It has now been twenty years since anger was first called the forgotten emotion, and today, little has changed.
But just like sadness and fear, anger is a normal human emotion. Normal anger is healthy and helpful. We experience it when feeling under attack, being wronged or treated unfairly, or when seeing injustice in the world.
Unfortunately, we often treat healthy anger as a problem and when we can’t tolerate healthy anger, we might even punish or criticise our loved ones when they feel angry.
At the same time, just like sadness can become depression and fear can become an anxiety disorder, anger can become unhealthy.
Anger can become a problem when the person experiences it often, intensely, for long durations of time, and it interferes with their relationships and ability to function. Researchers refer to this type of unhealthy anger as “problem anger”, because of the problems it can create for people in their jobs and relationships.
Our research at the Anger Lab has been addressing anger’s knowledge gap, focusing on problem anger in people who have experienced trauma. Our work shows that problems with anger are one of, if not the most common problem that occurs after trauma.
But it can take people years, or decades to realise their anger is linked to their trauma, and that is partly due to anger still having an uncomfortable place in our society. We need to talk more about anger, alongside our increased understanding of trauma.
WHAT IS ANGER?
Anger can be experienced emotionally (from mild annoyance through to blind rage), cognitively (thoughts about who has wronged us), physiologically (increased cardiovascular activity and muscle tension), and behaviourally (shouting and slamming doors).
It can be unpleasant to experience, but it serves a critical function. Unlike sadness and fear, which motivate us to withdraw, shut down, or retreat, anger motivates us into action to defend ourselves, protect others and overcome obstacles.
We have all experienced our anger escalating to a boiling point and probably have feelings of shame or regret when we think back to those moments and how we behaved.
Aggression and violence can occur in a moment of heightened anger, but are never excused by anger. People who use aggression and violence against another person can never say anger “made them do it” – aggression or violence is always a choice.
There are also instances of instrumental aggression, where anger is not present, but the person is using threatened or actual aggression and violence as an instrument for control and power – this type is highly prevalent in intimate partner violence.
ANGER AND POSTTRAUMATIC STRESS DISORDER
Our research shows that in certain trauma-affected populations, like veterans and first responders, or survivors of natural disasters, problem anger can affect up to 31 per cent of people. Yet it can take years to make the connection between struggling with anger and having experienced past trauma.

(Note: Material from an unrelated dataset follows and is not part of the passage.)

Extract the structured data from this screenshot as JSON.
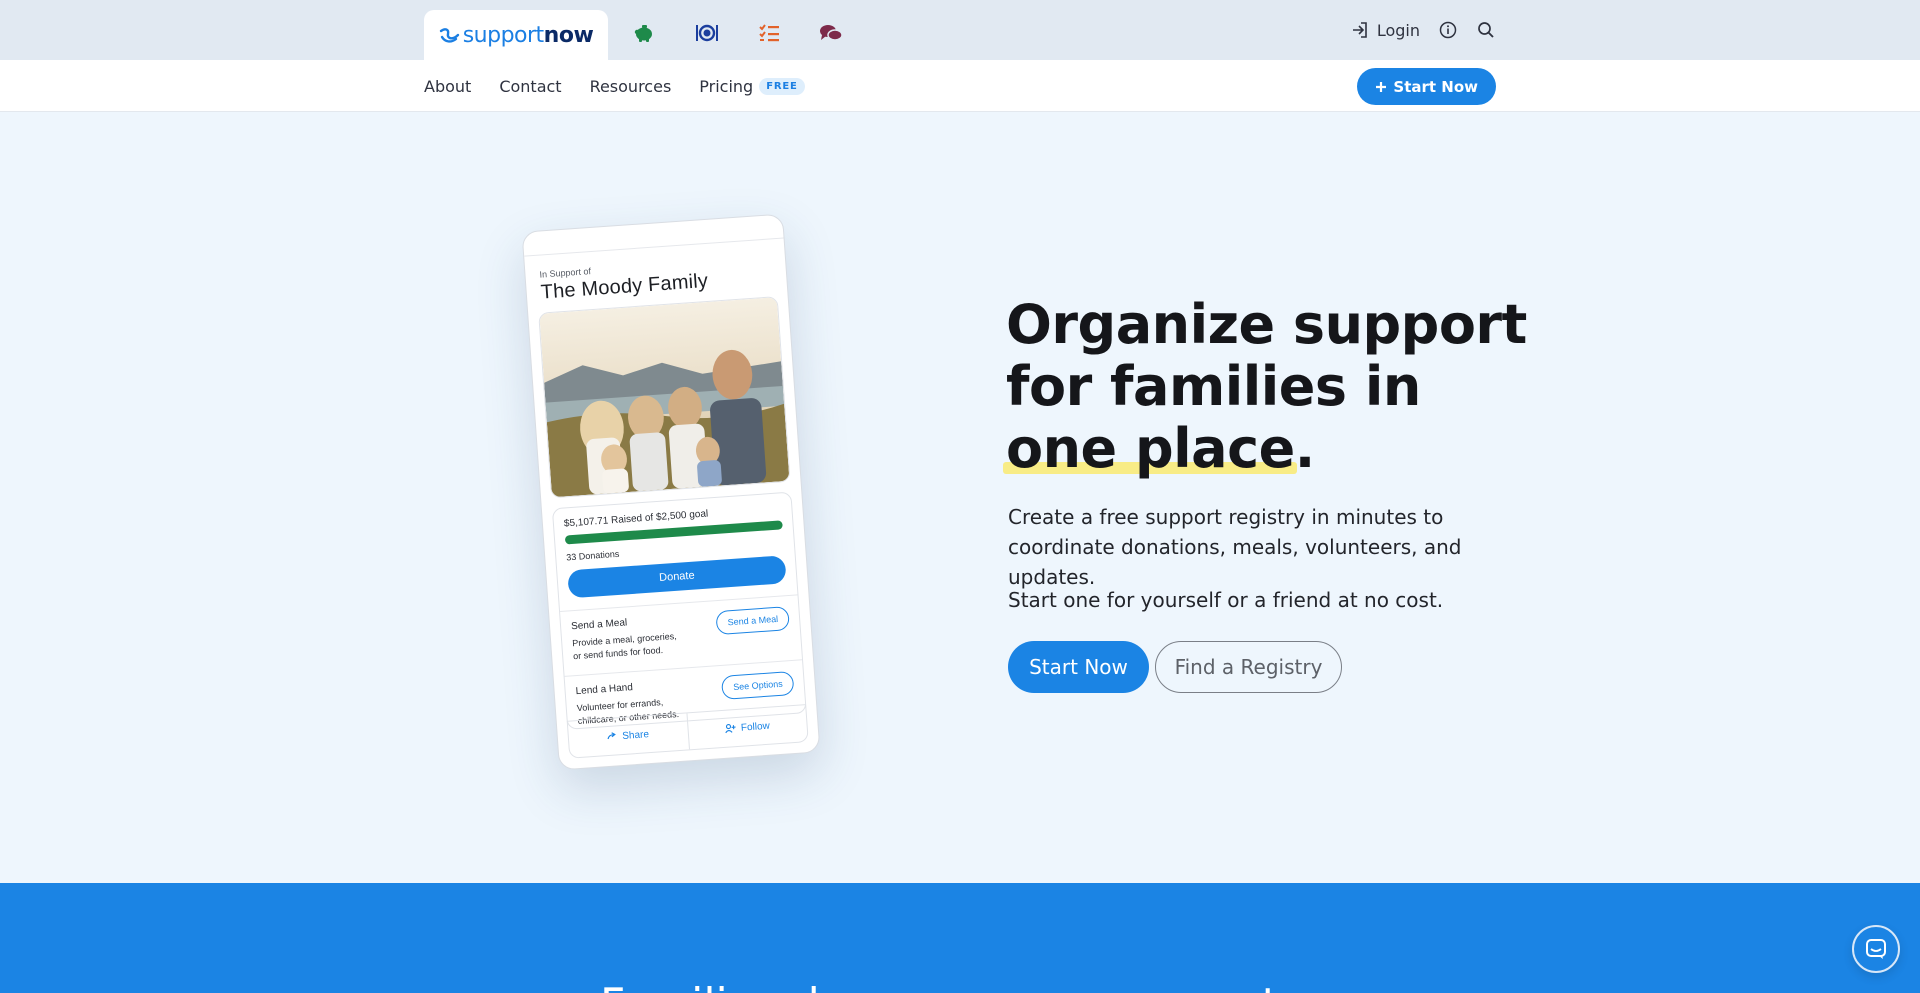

We now know that anger is often a core symptom of PTSD and is also a common response to trauma in its own right, with rates of problem anger at times higher than well-known disorders like depression and PTSD.
There are many examples of men who have experienced trauma and have problems with their anger in popular culture, but they can often be extreme examples. One example is Logan Roy, the main antagonist in the widely popular Succession, who experienced significant childhood trauma and has many of the symptoms of problem anger.
For Roy, his anger is triggered in instances when he feels he is being taken advantage of. His overreaction may come from his past childhood experiences of abuse and feeling vulnerable, which triggers his anger at an intensity, frequency and duration that harms himself and his interpersonal relationships.
He also has high levels of hostility, which is a predisposition to dislike or mistrust others and to interpret their behaviour as selfish and hurtful. Research shows that a “hostility bias”, or the tendency to interpret ambiguous information as hostile, is very common in problem anger, particularly after trauma.
Examples include when someone cuts us off in traffic or bumps into us at the supermarket with their trolley – a hostility bias would be interpreting these events as intentional, rather than accidental.
It is worth noting again that Roy’s displays of aggression and violence are not excused by his trauma or mental health. He also rarely, if ever, displays any distress or guilt, whereas we know that many people who have experienced trauma and have challenges with their anger find it very upsetting, and unpleasant, and desperately want to recover.
WOMEN AND ANGER
It is much harder to find popular culture characters that show women with trauma and problem anger. Girls are socialised differently from boys when it comes to their expressions of anger, which leads to more suppression rather than expression.
Our research shows that in some populations, including natural disaster survivors, women have higher levels of problem anger than men, which may be partially explained by how disadvantaged women are after a natural disaster, being at greater risk of experiencing domestic violence and suffering more economic harm.
The recent film Women Talking does an excellent job of depicting a woman who channels her righteous fury to motivate action after experiencing significant trauma, providing an important reminder that not all anger in people who have experienced trauma is problematic.
Every time someone channels their anger to protest, organise, or act in a way to change things, they are harnessing the power of human anger.
It is very important that we bring the experience of anger in from the cold and allow its integration into how we understand, talk about and manage other emotions like fear, sadness, guilt and shame.
Understanding the link between trauma and anger, and learning about the differences between healthy and unhealthy anger, is critical to allow trauma survivors to better understand their experiences and emotions.